Unlike television, where the 30-second commercial has been the go-to standard for decades, advertisers take a variety of approaches when pitching products and services in videos on the Web. Last May, the Interactive Advertising Bureau collaborated with more than 140 different online publishers, including Microsoft (MSFT), Google (GOOG), and Yahoo! (YHOO), to create a set of guidelines for the five most common formats. Some of the formats are not much different from ads you might see on television; others harness the interactivity of the Internet to engage viewers.
What: A 15- or 30-second ad that viewers watch before a show or video clip ("pre-roll"), at some point during the video ("mid-roll"), or afterward ("post-roll"). Sometimes, clicking on them can take viewers to another site.
Strengths: It's familiar turf to TV advertisers, who don't have to change much about their commercials to make them into pre-rolls for the Web. And because it's the most predominant format, an advertiser can place pre-rolls on a wide variety of sites and get back fairly robust data about who's watching them and where.
Weaknesses: It scares off impatient Web surfers, who tend to view video content in bite-size chunks. It also doesn't offer much of an opportunity for interactivity.
A site where it's used: MSN
An advertiser that uses it: IBM (IBM)
What: A pre-roll, mid-roll, or post-roll that offers viewers some form of interaction, such as entering a Zip Code or stock ticker, or playing a short game. The ad may persist for longer than 15 or 30 seconds if a viewer engages with it.
Strengths: It's highly customizable, leaves viewers with a strong memory of the brand, and sometimes collects more data about each viewer than a pre-roll would.
Weaknesses: It's not supported by a large number of Web publishers, and can also be seen as a needless distraction by viewers.

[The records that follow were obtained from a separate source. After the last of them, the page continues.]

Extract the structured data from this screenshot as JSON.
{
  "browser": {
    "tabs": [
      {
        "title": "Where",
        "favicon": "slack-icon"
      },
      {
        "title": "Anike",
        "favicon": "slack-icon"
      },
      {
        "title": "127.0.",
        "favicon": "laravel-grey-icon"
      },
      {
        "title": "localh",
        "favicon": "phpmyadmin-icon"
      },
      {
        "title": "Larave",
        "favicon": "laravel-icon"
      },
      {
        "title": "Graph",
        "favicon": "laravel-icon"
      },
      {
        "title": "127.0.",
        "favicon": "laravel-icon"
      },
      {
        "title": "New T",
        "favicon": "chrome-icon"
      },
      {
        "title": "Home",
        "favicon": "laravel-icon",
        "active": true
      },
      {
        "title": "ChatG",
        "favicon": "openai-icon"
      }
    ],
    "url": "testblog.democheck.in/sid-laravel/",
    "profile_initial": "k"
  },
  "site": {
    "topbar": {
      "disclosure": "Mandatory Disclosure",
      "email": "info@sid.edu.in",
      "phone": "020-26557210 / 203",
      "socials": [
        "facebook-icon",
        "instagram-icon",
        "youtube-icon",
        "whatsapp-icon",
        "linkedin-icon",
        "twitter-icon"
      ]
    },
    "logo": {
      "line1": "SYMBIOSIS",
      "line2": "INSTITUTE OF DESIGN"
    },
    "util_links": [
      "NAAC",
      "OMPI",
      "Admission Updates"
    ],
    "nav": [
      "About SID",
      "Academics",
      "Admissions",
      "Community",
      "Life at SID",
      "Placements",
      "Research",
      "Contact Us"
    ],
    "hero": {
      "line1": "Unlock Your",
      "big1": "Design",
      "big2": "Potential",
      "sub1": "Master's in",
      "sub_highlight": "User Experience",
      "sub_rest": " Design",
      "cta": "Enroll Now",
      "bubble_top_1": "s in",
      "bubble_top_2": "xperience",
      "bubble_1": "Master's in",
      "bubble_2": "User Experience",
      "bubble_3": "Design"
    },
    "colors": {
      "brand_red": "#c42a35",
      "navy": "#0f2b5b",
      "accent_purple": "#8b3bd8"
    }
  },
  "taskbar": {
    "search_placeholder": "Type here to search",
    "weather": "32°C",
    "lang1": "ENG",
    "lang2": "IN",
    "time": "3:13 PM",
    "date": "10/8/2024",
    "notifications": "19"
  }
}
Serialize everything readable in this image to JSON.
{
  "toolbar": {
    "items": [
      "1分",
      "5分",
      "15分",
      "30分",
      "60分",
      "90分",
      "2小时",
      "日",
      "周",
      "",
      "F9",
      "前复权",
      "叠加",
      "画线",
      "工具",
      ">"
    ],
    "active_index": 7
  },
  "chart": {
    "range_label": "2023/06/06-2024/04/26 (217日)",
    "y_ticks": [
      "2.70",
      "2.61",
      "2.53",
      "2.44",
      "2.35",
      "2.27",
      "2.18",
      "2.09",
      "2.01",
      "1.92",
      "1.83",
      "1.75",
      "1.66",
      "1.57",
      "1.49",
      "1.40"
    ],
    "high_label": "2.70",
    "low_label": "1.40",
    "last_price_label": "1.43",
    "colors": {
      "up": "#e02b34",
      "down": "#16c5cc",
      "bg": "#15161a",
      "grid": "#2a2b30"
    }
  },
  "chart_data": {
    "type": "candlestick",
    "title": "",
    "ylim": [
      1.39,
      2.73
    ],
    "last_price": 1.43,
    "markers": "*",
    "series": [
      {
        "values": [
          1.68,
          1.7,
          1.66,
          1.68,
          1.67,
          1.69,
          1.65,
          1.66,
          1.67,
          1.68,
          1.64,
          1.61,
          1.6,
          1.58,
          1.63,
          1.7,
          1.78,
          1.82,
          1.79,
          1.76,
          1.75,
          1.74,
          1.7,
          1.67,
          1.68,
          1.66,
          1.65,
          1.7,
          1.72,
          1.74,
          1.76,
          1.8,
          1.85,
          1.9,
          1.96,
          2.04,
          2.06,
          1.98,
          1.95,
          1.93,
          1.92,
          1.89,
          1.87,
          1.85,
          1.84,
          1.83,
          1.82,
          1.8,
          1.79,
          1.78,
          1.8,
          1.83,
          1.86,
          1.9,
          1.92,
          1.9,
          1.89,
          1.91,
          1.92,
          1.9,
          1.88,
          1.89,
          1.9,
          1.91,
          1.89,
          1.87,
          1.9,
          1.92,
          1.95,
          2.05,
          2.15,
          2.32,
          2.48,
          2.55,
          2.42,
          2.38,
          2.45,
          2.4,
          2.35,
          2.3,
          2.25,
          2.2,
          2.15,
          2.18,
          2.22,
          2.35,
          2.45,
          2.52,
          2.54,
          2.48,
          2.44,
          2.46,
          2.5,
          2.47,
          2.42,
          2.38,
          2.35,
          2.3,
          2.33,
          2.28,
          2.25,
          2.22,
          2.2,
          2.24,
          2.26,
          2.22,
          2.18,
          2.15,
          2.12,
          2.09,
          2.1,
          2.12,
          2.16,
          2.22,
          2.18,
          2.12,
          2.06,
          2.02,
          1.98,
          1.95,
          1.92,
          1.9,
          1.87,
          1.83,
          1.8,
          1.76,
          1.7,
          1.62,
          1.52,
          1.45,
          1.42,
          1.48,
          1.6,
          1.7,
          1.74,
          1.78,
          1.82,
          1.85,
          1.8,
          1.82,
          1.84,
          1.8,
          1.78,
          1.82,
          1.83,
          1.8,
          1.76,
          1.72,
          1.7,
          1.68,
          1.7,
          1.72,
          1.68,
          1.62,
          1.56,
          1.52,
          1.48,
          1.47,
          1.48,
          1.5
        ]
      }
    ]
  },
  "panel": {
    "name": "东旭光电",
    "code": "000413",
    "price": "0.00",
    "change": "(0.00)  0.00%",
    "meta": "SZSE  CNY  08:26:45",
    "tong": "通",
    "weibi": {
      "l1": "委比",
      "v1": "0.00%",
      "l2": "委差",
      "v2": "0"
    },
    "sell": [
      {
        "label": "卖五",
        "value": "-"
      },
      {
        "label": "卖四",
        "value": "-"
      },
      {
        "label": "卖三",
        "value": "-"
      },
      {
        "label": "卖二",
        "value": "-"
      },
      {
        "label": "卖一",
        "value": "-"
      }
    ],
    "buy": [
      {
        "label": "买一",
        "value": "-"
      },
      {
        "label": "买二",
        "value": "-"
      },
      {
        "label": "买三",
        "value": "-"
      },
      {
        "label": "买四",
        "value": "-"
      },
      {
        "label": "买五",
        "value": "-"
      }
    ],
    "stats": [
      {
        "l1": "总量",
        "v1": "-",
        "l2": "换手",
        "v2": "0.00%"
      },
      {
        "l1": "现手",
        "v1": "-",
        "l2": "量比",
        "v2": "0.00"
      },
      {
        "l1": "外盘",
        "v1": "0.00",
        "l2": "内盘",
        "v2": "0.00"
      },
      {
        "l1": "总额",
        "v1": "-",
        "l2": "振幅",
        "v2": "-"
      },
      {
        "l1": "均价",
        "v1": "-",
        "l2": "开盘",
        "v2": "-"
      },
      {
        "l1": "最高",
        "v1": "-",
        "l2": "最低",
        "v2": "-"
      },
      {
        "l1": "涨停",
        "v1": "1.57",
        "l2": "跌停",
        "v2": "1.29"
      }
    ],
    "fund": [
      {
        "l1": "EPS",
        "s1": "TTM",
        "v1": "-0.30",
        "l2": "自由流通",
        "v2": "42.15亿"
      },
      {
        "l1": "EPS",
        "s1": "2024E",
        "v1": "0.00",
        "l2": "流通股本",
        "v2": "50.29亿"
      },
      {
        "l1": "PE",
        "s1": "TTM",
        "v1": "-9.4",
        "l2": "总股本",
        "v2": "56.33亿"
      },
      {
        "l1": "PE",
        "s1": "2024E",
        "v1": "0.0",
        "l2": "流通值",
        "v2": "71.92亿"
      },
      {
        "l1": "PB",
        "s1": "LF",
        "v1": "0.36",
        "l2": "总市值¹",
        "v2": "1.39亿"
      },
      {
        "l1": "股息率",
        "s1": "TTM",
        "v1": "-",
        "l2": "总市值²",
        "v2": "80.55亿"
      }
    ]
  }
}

A site where it's used: Yahoo!
An advertiser that uses it: Esurance
What: A text or graphic that appears on the bottom or top portion of the video for a brief period while content is in progress. Typically, viewers can click on it to expand the ad or go to an advertiser's Web site.
Strengths: It doesn't interrupt the viewer's experience, and it's supported by a wide variety of Web publishers. Also, most TV viewers are accustomed to the format—it has become common practice for networks to promote their programs with overlays on television.
Weaknesses: Some viewers find overlays a disturbance, and sometimes they can't even tell that overlays are ads.
A site where it's used: YouTube
An advertiser that uses it: Electronic Arts (ERTS)
What: Similar to an overlay, but the message briefly appears alongside the actual video player rather than on top of it.
Strengths: It's not as intrusive as an overlay, and it can still be targeted to particular audiences and timed to appear at moments when viewers are most likely to click on it.
Weaknesses: Not supported by as many Web publishers as overlays, and it's easier for audiences to ignore.
A site where it's used: Yahoo!
An advertiser that uses it: Adobe Systems (ADBE)
What: A static banner that appears alongside a video player, typically in conjunction with another ad from the same sponsor, like a pre-roll or overlay.
Strengths: Companion ads give viewers a branded message for the duration of the video, and invite them to click through to the advertiser's site or expand a pop-up at their leisure.
Weaknesses: Because it's not standard for all video players to place companions alongside them, it's mostly used for customized campaigns.
A site where it's used: MySpace (NWS)
An advertiser that uses it: Hewlett-Packard (HPQ)
Douglas MacMillan is a staff writer for BusinessWeek in New York.